This edited volume is devoted to the history of moral concepts, including shame, contempt, happiness, conscience, cleanliness and 'the brick'.
The chapters in this book are written from the diverse perspectives of the philosopher, theologian, linguist and historian of ideas. However, they are united in the conviction that these concepts are illuminated by being treated historically; or even, more strongly, that we cannot fully understand what they are now without knowing the history of how they have come to be. Viewed in this way, the history of moral concepts is a crucial preliminary to moral self-understanding, as well as an interesting enquiry in its own right.
The chapters in this book were originally published as a special issue of the History of European Ideas.
Table of Contents
1. Hans in Luck or the moral economy of happiness in the modern age
2. What moral philosophers can learn from the history of moral concepts
3. Conscience: what is its history and does it have a future?
4. What’s wrong with subjective rights?
5. How contempt became a passion
6. Shame in early modern thought: from sin to sociability
7. ‘Next to godliness?’ exploring cleanliness in peace and war
8. ‘You’re a brick’: colloquialism and the history of moral concepts

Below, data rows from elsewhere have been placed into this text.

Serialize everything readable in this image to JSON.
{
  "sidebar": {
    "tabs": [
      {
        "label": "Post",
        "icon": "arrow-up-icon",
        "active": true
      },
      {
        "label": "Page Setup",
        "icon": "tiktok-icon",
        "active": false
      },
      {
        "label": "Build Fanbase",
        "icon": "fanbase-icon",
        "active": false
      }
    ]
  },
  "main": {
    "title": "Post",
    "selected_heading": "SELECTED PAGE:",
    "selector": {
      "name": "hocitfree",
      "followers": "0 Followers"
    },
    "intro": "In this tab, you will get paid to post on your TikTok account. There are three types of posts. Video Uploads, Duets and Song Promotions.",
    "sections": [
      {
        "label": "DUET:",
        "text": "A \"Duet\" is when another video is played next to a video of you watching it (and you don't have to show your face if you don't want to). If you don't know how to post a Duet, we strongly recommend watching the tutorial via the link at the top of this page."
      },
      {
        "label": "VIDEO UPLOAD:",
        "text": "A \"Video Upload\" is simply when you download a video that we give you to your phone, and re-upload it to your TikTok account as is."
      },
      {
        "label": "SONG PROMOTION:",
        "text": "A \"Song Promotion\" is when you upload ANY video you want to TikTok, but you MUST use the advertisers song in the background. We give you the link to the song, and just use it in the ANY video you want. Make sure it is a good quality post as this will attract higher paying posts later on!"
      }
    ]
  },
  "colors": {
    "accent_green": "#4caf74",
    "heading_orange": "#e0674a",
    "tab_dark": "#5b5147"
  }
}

Edward Skidelsky is Lecturer in Philosophy at the University of Exeter, UK.